Over the past 15 years or so, there has been a continued push, until recently, to cut information technology costs, especially in software development, to the bare bones through offshoring – the practice of shifting labor-intensive work to countries where very few, if any, minimum wage standards exist and average income per capita is a mere fraction of that in the U.S. However, what too few understand and what most who have made this mistake have learned is that the costs saved in lower hourly rates on the front-end are gained back (and then some) by having to often deal with a lack of communication, a misunderstanding of your requirements, and inherently poor quality put forth by underpaid and under-qualified personnel.
I say “until recently” above because things are gradually changing. Companies once tripping over one another to move their operations abroad have now been dealing with not only the aforementioned side effects but also the issues of rampant intellectual property theft and other security concerns. This is slowly, but steadily, creating a rebirth of on-shored work. We’ve even encountered offshored projects wherein code has been simply copied from one client to the next, even though each had paid for their own custom solution. While this could happen anywhere, there are far more protections in place locally to deter these activities.
You see, shipping your codebase and intellectual property to a minimum-wage vendor in another country is essentially asking for theft, especially in the case of small businesses without the global legal reach of the Fortune 500. It is all but assured that key pieces of your system, that you pay for, will be re-used for the benefit of the offshoring company, as we have seen many times.

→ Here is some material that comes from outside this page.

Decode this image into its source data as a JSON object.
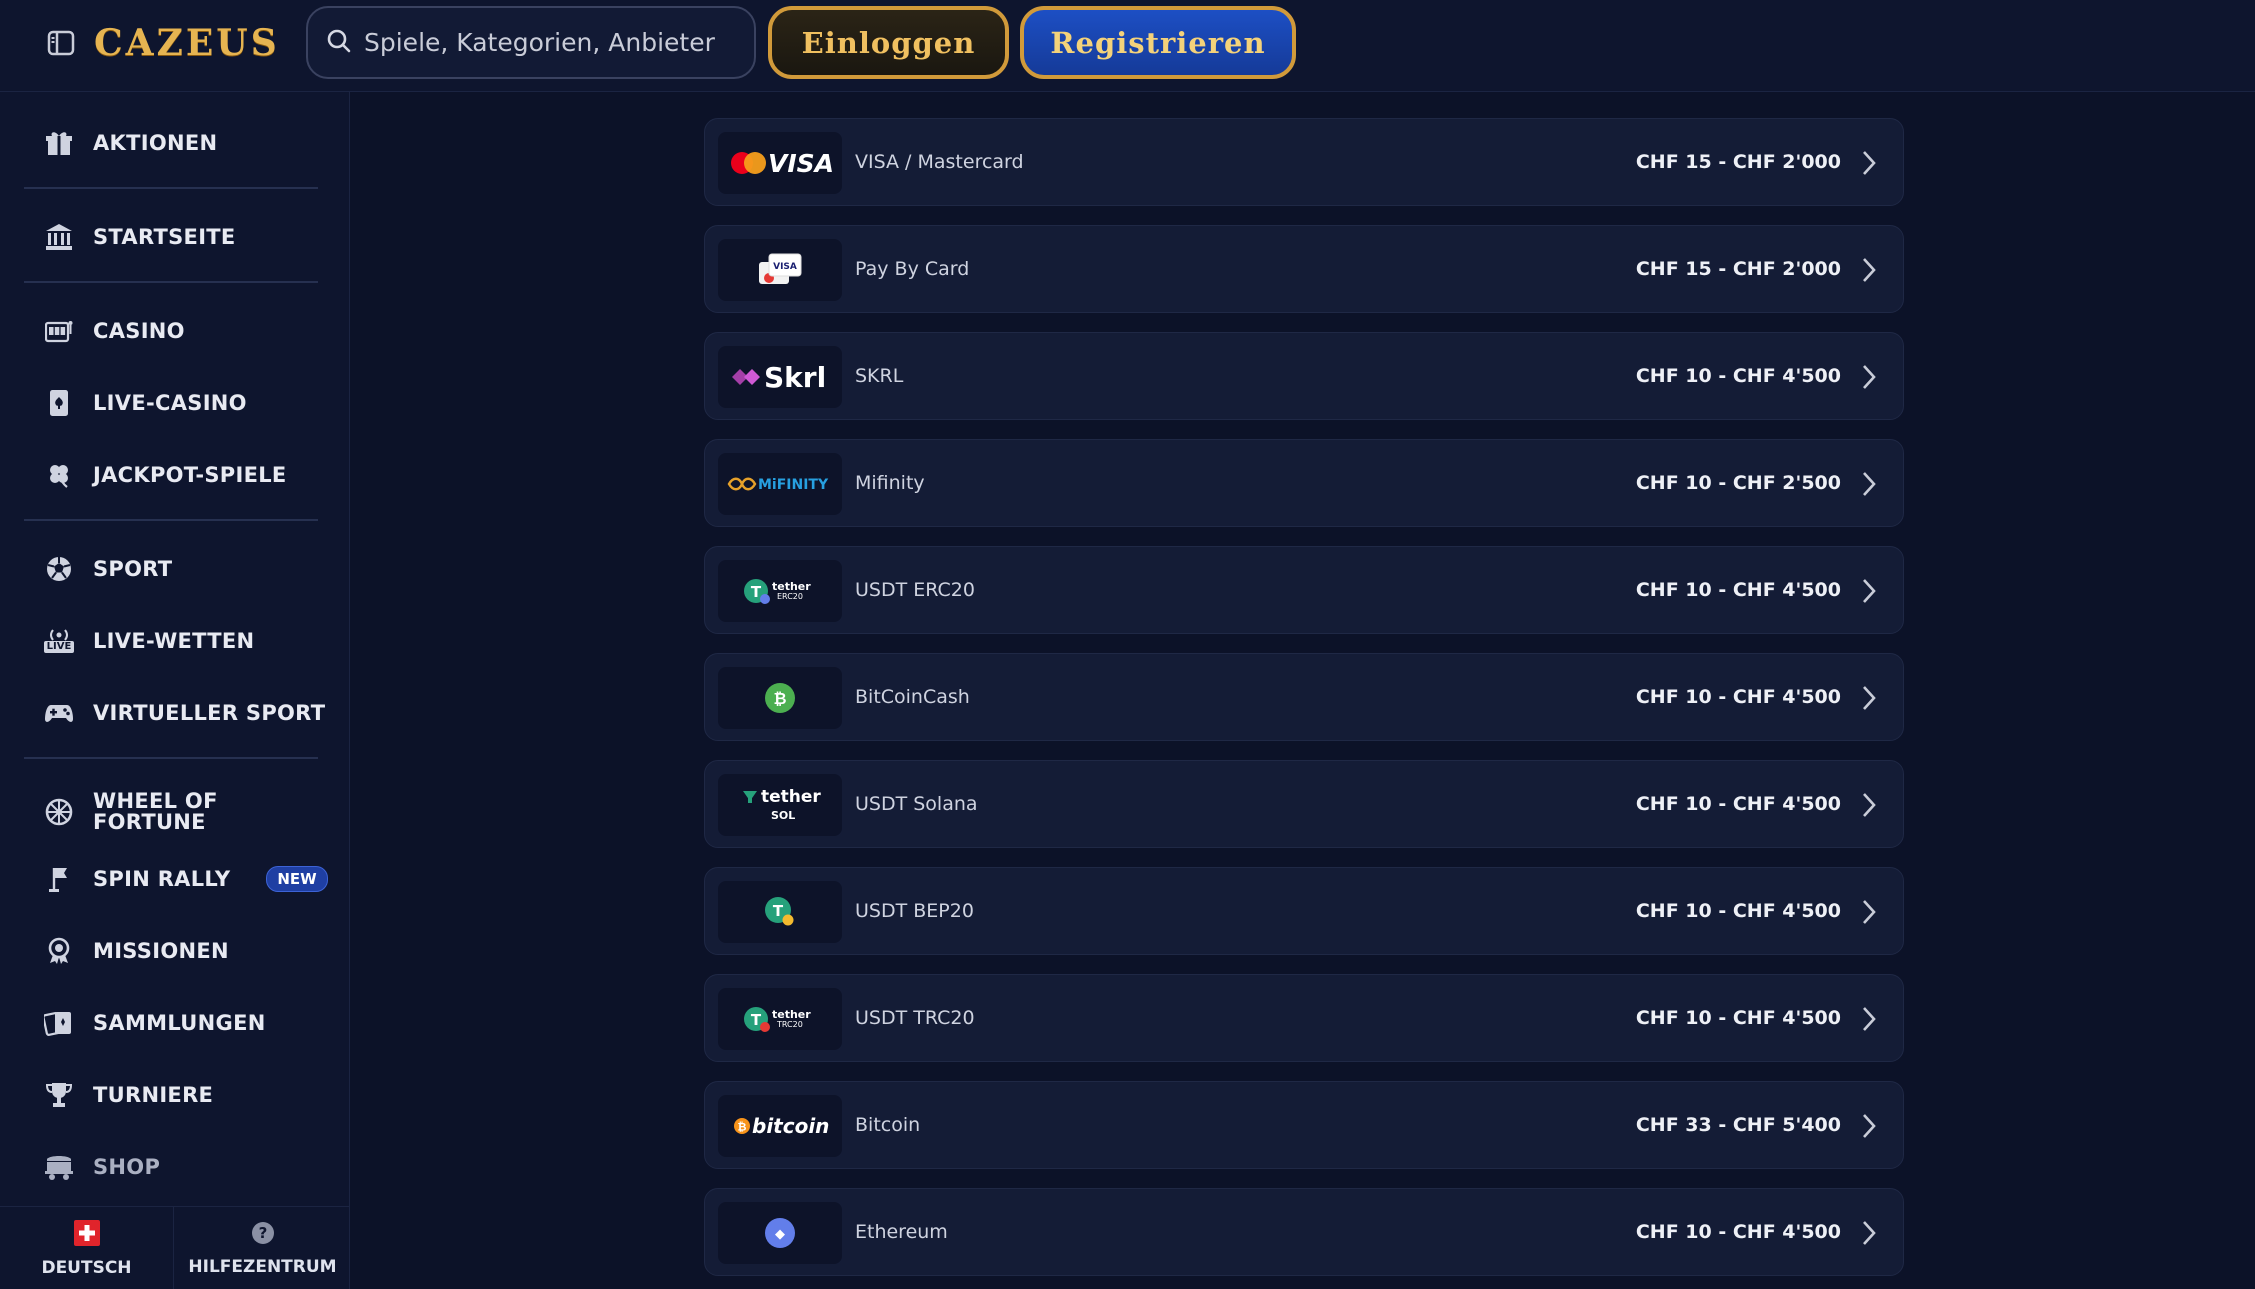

This is mainly due to the lack of legal oversight and avenues for legal remedy between countries. Using an on-shore developer is a crucial aspect in maintaining secure oversight of and protection for your intellectual property.
Beyond legal implications, there are often issues of quality assurance. When you pay pennies on the dollar for developers, you are getting the equivalent quality. If it sounds too good to be true when you find a “well qualified” company or individual for 1/5th the cost of an in-country counterpart, it is. These developers, in some countries abroad, work in the technical equivalent of sweatshop conditions at times where they are pushed to churn out barely-working, buggy code without thought of the long term supportability, security or quality.
After all, it’s not their problem once it’s delivered – it’s yours. You are ultimately responsible to your end-users for ensuring that the application delivered will not breach business-critical data. Without the adequate legal protections of using an in-country development team, there is no way to ensure you’re getting a quality result without additionally hiring a local quality assurance team. This would only serve to bring costs in line to where they would have been originally had an entire local team been utilized from the beginning. So why go the offshore route at all? Truth is, there are fewer and fewer reasons to do so and many companies are now realizing this. The old adage most certainly rings true here – you get what you pay for.
There is only one tried and true way to ensure the ultimate quality and security of your product, and that is to utilize a team of talented, background-cleared in-country developers and technicians who have a deep desire to obtain total client satisfaction and not a rigid goal to simply churn out more code, however poor or vulnerable, in questionable conditions. You need someone who will be available at your beck and call, a partner who understands the requirements of your project at every level and offers iron-clad protections for your intellectual property while guaranteeing prevention of common software vulnerabilities. That’s a level of White Glove Service you’ll only find locally.